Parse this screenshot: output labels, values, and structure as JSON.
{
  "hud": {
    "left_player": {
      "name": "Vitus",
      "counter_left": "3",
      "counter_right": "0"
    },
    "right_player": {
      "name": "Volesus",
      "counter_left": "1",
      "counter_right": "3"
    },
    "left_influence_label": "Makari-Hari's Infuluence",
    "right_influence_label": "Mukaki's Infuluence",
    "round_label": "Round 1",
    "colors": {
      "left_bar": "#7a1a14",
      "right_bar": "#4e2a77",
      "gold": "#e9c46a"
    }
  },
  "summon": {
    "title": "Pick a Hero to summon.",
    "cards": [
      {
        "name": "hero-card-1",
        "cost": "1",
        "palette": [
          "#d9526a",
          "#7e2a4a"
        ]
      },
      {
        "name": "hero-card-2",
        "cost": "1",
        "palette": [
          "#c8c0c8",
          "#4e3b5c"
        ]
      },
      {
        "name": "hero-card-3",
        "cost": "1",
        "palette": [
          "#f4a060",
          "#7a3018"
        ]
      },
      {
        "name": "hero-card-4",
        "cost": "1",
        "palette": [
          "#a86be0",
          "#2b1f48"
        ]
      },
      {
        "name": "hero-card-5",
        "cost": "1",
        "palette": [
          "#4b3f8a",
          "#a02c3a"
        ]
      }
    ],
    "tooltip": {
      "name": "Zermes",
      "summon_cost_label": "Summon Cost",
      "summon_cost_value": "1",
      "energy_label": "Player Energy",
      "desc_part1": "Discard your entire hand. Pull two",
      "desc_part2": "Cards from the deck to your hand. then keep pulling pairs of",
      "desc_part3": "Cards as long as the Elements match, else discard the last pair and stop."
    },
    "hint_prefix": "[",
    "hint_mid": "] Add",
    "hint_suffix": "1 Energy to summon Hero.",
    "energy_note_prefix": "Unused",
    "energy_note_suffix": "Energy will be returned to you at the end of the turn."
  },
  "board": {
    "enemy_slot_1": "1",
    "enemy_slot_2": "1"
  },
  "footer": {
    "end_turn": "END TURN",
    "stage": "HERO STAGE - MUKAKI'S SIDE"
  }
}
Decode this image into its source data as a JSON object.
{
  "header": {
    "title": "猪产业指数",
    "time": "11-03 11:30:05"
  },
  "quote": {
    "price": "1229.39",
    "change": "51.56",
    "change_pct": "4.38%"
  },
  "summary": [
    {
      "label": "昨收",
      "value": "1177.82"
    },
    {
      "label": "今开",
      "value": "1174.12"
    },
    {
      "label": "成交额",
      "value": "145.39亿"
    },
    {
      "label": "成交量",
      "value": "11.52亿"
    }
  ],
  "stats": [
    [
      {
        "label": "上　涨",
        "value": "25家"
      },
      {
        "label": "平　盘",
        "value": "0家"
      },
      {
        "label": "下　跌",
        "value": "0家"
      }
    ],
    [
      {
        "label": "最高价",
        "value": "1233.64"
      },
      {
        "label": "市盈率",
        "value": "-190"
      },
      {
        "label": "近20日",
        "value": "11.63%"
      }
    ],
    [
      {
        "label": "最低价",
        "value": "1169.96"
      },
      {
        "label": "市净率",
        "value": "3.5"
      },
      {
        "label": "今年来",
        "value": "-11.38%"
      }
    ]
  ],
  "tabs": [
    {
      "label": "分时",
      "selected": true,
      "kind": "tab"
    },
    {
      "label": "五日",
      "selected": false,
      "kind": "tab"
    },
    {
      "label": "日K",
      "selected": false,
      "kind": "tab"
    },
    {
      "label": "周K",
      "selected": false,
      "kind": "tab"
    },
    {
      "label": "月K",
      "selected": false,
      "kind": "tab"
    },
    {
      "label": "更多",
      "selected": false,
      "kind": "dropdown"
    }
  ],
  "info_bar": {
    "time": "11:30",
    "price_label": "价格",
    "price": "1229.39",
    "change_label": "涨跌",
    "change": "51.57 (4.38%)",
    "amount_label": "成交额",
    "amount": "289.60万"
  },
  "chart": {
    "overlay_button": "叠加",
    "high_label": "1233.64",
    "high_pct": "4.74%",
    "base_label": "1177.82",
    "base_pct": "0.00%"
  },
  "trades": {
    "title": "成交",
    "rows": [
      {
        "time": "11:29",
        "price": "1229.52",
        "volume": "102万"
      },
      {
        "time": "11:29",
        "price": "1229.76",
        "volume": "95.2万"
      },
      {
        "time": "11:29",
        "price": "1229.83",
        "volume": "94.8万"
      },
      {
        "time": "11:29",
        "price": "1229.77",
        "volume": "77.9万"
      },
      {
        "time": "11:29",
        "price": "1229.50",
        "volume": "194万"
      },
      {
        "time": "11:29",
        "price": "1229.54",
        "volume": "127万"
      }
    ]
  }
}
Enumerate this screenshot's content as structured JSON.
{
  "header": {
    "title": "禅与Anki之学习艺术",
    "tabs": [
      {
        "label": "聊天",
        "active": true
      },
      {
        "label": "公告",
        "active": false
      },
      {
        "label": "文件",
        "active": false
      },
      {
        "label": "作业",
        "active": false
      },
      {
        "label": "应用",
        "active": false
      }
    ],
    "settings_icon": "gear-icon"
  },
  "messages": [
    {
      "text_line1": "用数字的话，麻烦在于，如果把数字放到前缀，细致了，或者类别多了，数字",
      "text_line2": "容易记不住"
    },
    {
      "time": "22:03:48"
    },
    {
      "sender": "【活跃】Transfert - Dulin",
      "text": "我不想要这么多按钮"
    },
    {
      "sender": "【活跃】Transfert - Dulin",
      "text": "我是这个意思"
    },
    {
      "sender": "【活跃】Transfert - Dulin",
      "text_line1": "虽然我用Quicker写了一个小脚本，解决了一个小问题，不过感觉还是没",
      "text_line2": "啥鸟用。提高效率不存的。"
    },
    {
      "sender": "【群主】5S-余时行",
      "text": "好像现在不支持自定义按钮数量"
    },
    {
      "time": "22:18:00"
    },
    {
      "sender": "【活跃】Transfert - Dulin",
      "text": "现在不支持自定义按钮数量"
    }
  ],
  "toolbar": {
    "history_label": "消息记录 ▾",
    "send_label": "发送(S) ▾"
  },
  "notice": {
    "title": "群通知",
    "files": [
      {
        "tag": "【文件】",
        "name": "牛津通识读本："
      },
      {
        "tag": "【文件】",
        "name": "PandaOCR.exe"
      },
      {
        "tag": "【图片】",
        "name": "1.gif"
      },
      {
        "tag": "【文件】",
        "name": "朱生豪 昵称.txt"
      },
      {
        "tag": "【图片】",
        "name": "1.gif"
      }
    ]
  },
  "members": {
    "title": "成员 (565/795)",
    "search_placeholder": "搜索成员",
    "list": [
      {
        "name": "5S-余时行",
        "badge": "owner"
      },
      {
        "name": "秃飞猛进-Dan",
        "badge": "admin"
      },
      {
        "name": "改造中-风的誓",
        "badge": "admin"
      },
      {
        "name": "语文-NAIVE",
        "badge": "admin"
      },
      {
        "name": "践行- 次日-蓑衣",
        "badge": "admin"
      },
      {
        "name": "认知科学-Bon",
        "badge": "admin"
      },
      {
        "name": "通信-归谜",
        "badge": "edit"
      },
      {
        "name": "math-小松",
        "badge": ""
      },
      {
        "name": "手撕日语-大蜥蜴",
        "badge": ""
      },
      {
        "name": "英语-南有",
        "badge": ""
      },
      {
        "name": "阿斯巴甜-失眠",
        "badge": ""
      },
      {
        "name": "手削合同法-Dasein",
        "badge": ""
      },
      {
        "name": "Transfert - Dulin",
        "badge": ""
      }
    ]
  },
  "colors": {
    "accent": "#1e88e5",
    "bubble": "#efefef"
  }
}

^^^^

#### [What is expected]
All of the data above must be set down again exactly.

#### [Task output]
Parse this screenshot: output labels, values, and structure as JSON.
{
  "hud": {
    "left_player": {
      "name": "Vitus",
      "counter_left": "3",
      "counter_right": "0"
    },
    "right_player": {
      "name": "Volesus",
      "counter_left": "1",
      "counter_right": "3"
    },
    "left_influence_label": "Makari-Hari's Infuluence",
    "right_influence_label": "Mukaki's Infuluence",
    "round_label": "Round 1",
    "colors": {
      "left_bar": "#7a1a14",
      "right_bar": "#4e2a77",
      "gold": "#e9c46a"
    }
  },
  "summon": {
    "title": "Pick a Hero to summon.",
    "cards": [
      {
        "name": "hero-card-1",
        "cost": "1",
        "palette": [
          "#d9526a",
          "#7e2a4a"
        ]
      },
      {
        "name": "hero-card-2",
        "cost": "1",
        "palette": [
          "#c8c0c8",
          "#4e3b5c"
        ]
      },
      {
        "name": "hero-card-3",
        "cost": "1",
        "palette": [
          "#f4a060",
          "#7a3018"
        ]
      },
      {
        "name": "hero-card-4",
        "cost": "1",
        "palette": [
          "#a86be0",
          "#2b1f48"
        ]
      },
      {
        "name": "hero-card-5",
        "cost": "1",
        "palette": [
          "#4b3f8a",
          "#a02c3a"
        ]
      }
    ],
    "tooltip": {
      "name": "Zermes",
      "summon_cost_label": "Summon Cost",
      "summon_cost_value": "1",
      "energy_label": "Player Energy",
      "desc_part1": "Discard your entire hand. Pull two",
      "desc_part2": "Cards from the deck to your hand. then keep pulling pairs of",
      "desc_part3": "Cards as long as the Elements match, else discard the last pair and stop."
    },
    "hint_prefix": "[",
    "hint_mid": "] Add",
    "hint_suffix": "1 Energy to summon Hero.",
    "energy_note_prefix": "Unused",
    "energy_note_suffix": "Energy will be returned to you at the end of the turn."
  },
  "board": {
    "enemy_slot_1": "1",
    "enemy_slot_2": "1"
  },
  "footer": {
    "end_turn": "END TURN",
    "stage": "HERO STAGE - MUKAKI'S SIDE"
  }
}
Decode this image into its source data as a JSON object.
{
  "header": {
    "title": "猪产业指数",
    "time": "11-03 11:30:05"
  },
  "quote": {
    "price": "1229.39",
    "change": "51.56",
    "change_pct": "4.38%"
  },
  "summary": [
    {
      "label": "昨收",
      "value": "1177.82"
    },
    {
      "label": "今开",
      "value": "1174.12"
    },
    {
      "label": "成交额",
      "value": "145.39亿"
    },
    {
      "label": "成交量",
      "value": "11.52亿"
    }
  ],
  "stats": [
    [
      {
        "label": "上　涨",
        "value": "25家"
      },
      {
        "label": "平　盘",
        "value": "0家"
      },
      {
        "label": "下　跌",
        "value": "0家"
      }
    ],
    [
      {
        "label": "最高价",
        "value": "1233.64"
      },
      {
        "label": "市盈率",
        "value": "-190"
      },
      {
        "label": "近20日",
        "value": "11.63%"
      }
    ],
    [
      {
        "label": "最低价",
        "value": "1169.96"
      },
      {
        "label": "市净率",
        "value": "3.5"
      },
      {
        "label": "今年来",
        "value": "-11.38%"
      }
    ]
  ],
  "tabs": [
    {
      "label": "分时",
      "selected": true,
      "kind": "tab"
    },
    {
      "label": "五日",
      "selected": false,
      "kind": "tab"
    },
    {
      "label": "日K",
      "selected": false,
      "kind": "tab"
    },
    {
      "label": "周K",
      "selected": false,
      "kind": "tab"
    },
    {
      "label": "月K",
      "selected": false,
      "kind": "tab"
    },
    {
      "label": "更多",
      "selected": false,
      "kind": "dropdown"
    }
  ],
  "info_bar": {
    "time": "11:30",
    "price_label": "价格",
    "price": "1229.39",
    "change_label": "涨跌",
    "change": "51.57 (4.38%)",
    "amount_label": "成交额",
    "amount": "289.60万"
  },
  "chart": {
    "overlay_button": "叠加",
    "high_label": "1233.64",
    "high_pct": "4.74%",
    "base_label": "1177.82",
    "base_pct": "0.00%"
  },
  "trades": {
    "title": "成交",
    "rows": [
      {
        "time": "11:29",
        "price": "1229.52",
        "volume": "102万"
      },
      {
        "time": "11:29",
        "price": "1229.76",
        "volume": "95.2万"
      },
      {
        "time": "11:29",
        "price": "1229.83",
        "volume": "94.8万"
      },
      {
        "time": "11:29",
        "price": "1229.77",
        "volume": "77.9万"
      },
      {
        "time": "11:29",
        "price": "1229.50",
        "volume": "194万"
      },
      {
        "time": "11:29",
        "price": "1229.54",
        "volume": "127万"
      }
    ]
  }
}
Enumerate this screenshot's content as structured JSON.
{
  "header": {
    "title": "禅与Anki之学习艺术",
    "tabs": [
      {
        "label": "聊天",
        "active": true
      },
      {
        "label": "公告",
        "active": false
      },
      {
        "label": "文件",
        "active": false
      },
      {
        "label": "作业",
        "active": false
      },
      {
        "label": "应用",
        "active": false
      }
    ],
    "settings_icon": "gear-icon"
  },
  "messages": [
    {
      "text_line1": "用数字的话，麻烦在于，如果把数字放到前缀，细致了，或者类别多了，数字",
      "text_line2": "容易记不住"
    },
    {
      "time": "22:03:48"
    },
    {
      "sender": "【活跃】Transfert - Dulin",
      "text": "我不想要这么多按钮"
    },
    {
      "sender": "【活跃】Transfert - Dulin",
      "text": "我是这个意思"
    },
    {
      "sender": "【活跃】Transfert - Dulin",
      "text_line1": "虽然我用Quicker写了一个小脚本，解决了一个小问题，不过感觉还是没",
      "text_line2": "啥鸟用。提高效率不存的。"
    },
    {
      "sender": "【群主】5S-余时行",
      "text": "好像现在不支持自定义按钮数量"
    },
    {
      "time": "22:18:00"
    },
    {
      "sender": "【活跃】Transfert - Dulin",
      "text": "现在不支持自定义按钮数量"
    }
  ],
  "toolbar": {
    "history_label": "消息记录 ▾",
    "send_label": "发送(S) ▾"
  },
  "notice": {
    "title": "群通知",
    "files": [
      {
        "tag": "【文件】",
        "name": "牛津通识读本："
      },
      {
        "tag": "【文件】",
        "name": "PandaOCR.exe"
      },
      {
        "tag": "【图片】",
        "name": "1.gif"
      },
      {
        "tag": "【文件】",
        "name": "朱生豪 昵称.txt"
      },
      {
        "tag": "【图片】",
        "name": "1.gif"
      }
    ]
  },
  "members": {
    "title": "成员 (565/795)",
    "search_placeholder": "搜索成员",
    "list": [
      {
        "name": "5S-余时行",
        "badge": "owner"
      },
      {
        "name": "秃飞猛进-Dan",
        "badge": "admin"
      },
      {
        "name": "改造中-风的誓",
        "badge": "admin"
      },
      {
        "name": "语文-NAIVE",
        "badge": "admin"
      },
      {
        "name": "践行- 次日-蓑衣",
        "badge": "admin"
      },
      {
        "name": "认知科学-Bon",
        "badge": "admin"
      },
      {
        "name": "通信-归谜",
        "badge": "edit"
      },
      {
        "name": "math-小松",
        "badge": ""
      },
      {
        "name": "手撕日语-大蜥蜴",
        "badge": ""
      },
      {
        "name": "英语-南有",
        "badge": ""
      },
      {
        "name": "阿斯巴甜-失眠",
        "badge": ""
      },
      {
        "name": "手削合同法-Dasein",
        "badge": ""
      },
      {
        "name": "Transfert - Dulin",
        "badge": ""
      }
    ]
  },
  "colors": {
    "accent": "#1e88e5",
    "bubble": "#efefef"
  }
}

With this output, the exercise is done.